Officials of the T&T Secondary Schools Track and Field Association (TTSSTFA) and the National Association of Athletic & Administrations (NAAA) met at the offices of the NAAA at the Ato...
You are here
No Govt help for new teams in Pro League
Teams seeking entry into the T&T Pro League must show that they are able to stand on their own financially or else it will not be considered.
Invitations for interested teams are being advertised in the media but the league’s Chief Executive Officer (CEO) Dexter Skeene stressed they will be assessed on the basis that they can fund themselves privately, without the assistance of the government. Eight of the ten competing teams in the league receive subventions of $80,000 monthly to help them cover salaries for players.
The teams Club Sando, W Connection, Point Fortin Civic Centre, St Ann’s Rangers, Caledonia Morvant United, North East Stars, Central FC and San Juan Jabloteh all receive this assistance from government through the Sport Company of T&T and only recently they told the media they could not survive when monies were withheld for three months. Yesterday, however Skeene said the attempts are being made to make the league and its participating teams self sustainable, saying government assistance will soon be a thing of the past.

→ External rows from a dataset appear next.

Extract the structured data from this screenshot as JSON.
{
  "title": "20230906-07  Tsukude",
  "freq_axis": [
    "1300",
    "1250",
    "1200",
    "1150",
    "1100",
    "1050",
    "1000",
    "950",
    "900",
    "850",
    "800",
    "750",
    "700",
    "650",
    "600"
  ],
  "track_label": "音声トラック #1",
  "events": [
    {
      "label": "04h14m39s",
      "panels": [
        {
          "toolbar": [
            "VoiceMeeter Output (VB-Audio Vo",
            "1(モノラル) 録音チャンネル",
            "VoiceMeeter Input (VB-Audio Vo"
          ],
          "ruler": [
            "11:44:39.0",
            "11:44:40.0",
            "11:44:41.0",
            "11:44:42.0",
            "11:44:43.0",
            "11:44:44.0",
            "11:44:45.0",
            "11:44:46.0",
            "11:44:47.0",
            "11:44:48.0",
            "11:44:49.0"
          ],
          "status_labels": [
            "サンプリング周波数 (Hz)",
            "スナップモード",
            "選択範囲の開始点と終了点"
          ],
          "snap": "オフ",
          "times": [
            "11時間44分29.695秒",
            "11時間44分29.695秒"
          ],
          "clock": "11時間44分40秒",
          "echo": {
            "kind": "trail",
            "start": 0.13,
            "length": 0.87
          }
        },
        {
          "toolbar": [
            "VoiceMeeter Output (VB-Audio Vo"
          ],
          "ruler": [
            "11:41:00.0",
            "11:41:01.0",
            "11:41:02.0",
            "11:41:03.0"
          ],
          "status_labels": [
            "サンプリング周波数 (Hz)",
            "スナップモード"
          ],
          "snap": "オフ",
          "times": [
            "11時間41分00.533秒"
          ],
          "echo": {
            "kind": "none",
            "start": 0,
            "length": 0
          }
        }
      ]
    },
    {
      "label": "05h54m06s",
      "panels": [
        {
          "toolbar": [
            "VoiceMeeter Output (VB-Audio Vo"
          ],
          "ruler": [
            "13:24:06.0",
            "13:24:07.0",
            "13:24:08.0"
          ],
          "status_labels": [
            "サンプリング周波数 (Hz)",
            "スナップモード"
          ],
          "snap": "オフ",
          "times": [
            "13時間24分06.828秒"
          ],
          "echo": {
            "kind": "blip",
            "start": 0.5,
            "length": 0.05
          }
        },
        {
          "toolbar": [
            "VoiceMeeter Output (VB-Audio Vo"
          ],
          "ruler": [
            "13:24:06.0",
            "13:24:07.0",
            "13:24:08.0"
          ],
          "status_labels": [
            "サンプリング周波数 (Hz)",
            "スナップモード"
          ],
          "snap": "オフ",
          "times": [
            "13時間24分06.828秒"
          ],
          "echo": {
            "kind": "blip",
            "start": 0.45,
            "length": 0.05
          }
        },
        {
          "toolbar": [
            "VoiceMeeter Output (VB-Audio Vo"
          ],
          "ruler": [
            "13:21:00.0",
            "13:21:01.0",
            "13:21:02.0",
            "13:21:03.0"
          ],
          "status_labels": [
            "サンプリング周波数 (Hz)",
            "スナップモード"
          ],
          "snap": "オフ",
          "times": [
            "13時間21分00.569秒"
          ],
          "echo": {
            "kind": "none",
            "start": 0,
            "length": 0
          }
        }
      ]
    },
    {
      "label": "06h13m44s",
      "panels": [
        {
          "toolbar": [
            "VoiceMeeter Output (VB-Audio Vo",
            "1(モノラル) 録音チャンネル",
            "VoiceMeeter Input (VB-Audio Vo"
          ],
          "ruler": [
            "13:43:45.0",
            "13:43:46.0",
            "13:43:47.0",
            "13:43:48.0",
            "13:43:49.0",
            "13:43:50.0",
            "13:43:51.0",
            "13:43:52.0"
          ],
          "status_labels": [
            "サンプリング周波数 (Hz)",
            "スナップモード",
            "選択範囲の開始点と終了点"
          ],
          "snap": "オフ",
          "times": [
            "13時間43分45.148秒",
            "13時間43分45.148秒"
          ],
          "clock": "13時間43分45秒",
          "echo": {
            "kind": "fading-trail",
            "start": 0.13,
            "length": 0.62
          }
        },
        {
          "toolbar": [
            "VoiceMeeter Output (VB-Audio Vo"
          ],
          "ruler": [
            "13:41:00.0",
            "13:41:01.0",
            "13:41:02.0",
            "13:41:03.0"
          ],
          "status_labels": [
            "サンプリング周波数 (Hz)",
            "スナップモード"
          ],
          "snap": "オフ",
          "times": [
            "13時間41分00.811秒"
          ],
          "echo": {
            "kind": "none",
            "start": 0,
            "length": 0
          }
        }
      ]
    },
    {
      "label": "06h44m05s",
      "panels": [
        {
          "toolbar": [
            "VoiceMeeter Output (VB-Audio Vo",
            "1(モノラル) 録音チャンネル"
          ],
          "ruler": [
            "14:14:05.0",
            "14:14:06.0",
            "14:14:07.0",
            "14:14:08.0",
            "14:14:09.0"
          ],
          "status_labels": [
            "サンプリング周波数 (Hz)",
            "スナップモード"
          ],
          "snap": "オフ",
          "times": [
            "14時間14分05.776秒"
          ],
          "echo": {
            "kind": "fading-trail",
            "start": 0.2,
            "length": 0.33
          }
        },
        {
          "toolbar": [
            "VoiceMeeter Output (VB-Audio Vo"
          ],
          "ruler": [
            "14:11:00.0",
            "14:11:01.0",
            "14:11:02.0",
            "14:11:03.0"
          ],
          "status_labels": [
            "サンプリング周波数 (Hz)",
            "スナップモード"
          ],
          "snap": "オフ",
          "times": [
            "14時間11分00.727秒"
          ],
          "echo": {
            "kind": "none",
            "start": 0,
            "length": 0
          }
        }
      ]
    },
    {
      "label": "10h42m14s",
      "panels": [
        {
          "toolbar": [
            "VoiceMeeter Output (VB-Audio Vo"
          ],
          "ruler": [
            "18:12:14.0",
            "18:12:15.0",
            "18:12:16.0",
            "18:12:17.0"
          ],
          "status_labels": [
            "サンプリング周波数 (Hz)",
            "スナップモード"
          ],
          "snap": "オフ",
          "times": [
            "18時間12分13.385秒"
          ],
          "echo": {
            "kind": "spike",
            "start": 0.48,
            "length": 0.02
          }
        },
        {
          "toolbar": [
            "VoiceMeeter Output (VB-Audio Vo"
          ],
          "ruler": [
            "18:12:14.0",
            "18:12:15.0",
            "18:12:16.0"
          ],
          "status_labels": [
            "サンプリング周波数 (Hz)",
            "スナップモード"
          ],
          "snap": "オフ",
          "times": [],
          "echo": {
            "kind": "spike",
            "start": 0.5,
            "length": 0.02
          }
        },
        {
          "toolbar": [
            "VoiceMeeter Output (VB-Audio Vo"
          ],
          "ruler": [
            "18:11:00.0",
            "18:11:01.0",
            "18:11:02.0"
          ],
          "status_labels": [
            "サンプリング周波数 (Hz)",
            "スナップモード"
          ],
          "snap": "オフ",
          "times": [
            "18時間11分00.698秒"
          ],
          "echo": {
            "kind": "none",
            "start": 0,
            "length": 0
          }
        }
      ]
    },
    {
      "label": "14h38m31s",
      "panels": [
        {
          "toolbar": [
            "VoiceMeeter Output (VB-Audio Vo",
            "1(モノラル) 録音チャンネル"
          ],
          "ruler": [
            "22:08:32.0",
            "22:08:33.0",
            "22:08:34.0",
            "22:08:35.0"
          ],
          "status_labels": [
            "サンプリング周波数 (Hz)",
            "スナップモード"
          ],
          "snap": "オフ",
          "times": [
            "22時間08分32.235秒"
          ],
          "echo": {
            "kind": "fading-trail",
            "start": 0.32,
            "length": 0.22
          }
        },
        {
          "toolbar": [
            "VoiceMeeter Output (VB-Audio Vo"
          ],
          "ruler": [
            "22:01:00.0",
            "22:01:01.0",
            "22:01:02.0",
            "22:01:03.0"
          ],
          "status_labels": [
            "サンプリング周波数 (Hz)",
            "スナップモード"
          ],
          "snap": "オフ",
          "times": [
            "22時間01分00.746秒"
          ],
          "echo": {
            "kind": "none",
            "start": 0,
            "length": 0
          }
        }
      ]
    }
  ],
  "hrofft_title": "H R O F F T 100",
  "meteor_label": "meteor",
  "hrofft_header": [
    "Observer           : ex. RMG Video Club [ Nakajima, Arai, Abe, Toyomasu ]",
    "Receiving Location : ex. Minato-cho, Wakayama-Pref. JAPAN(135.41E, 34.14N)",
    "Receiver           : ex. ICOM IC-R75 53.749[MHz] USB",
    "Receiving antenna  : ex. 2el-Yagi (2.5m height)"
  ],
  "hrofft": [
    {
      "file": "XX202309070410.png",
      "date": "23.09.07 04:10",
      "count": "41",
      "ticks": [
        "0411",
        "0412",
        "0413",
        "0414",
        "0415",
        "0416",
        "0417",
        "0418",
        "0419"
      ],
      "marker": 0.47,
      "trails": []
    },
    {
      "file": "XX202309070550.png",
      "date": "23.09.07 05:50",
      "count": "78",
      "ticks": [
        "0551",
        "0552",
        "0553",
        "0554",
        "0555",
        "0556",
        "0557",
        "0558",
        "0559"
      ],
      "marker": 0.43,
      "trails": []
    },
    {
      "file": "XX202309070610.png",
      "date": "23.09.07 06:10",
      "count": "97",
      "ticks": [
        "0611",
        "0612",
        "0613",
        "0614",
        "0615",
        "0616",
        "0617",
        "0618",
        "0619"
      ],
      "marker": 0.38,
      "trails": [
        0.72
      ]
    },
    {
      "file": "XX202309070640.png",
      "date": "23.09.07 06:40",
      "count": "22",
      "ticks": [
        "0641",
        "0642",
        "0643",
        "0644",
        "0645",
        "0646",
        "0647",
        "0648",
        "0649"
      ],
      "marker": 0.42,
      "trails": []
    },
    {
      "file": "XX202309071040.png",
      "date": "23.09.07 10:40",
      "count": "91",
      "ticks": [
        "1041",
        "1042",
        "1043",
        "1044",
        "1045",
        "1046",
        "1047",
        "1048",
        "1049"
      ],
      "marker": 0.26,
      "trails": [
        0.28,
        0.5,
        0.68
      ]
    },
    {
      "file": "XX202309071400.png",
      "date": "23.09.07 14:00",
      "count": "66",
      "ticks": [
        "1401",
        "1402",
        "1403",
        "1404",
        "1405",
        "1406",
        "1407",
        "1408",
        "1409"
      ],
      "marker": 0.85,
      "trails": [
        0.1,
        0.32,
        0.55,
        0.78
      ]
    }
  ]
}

“As teams attempting to enter the league are being asked to be privately funded totally, so too the teams in the league have been asked to wean- off of government assistance” Skeene said. He did not give a time frame of when this will become a reality, but said the league had a discussion with Minister of Sports Darryl Smith recently and it was positive.
“The minister understood us and has agreed to upgrade the fields in the various communities on a phase basis. This will provide opportunities for teams to utilise these facilities to generate monies at the gates as well as other money-making avenues such merchandising and other innovative means” Skeene said.
The idea he said will be to gradually ensure that the teams are generating enough to pay their expenses before they say no to the government subventions.
Teams interested in playing in the country’s top flight football competition will be required to provide an entrance fee of $400,000 and a business plan of how it will provide salaries to its players, as well as cover other expenses. They must also have a youth develoment programme.
The league will most likely be increased by two teams to make it 12 participating clubs, but Skeene pointed out “When we do our assessment then we will determine if the league will be increased by two teams or not.”
From the 10 competing teams, there will be no demotion for this season, which is where the league is hoping to be in the future Skeene said.
He dismissed claims by those who feel that the league should seek financial stability first before recruiting more teams. “The league continues to be the vehicle by which young footballers are given the opportunity to earn a living by playing professionally. It also provides a platform for aspiring footballers to be the best that they can be and access the top teams in Europe” Skeene explained.
The pro league boss also sees the league as an opportunity for potential investors to put their name and money on a local pro league team.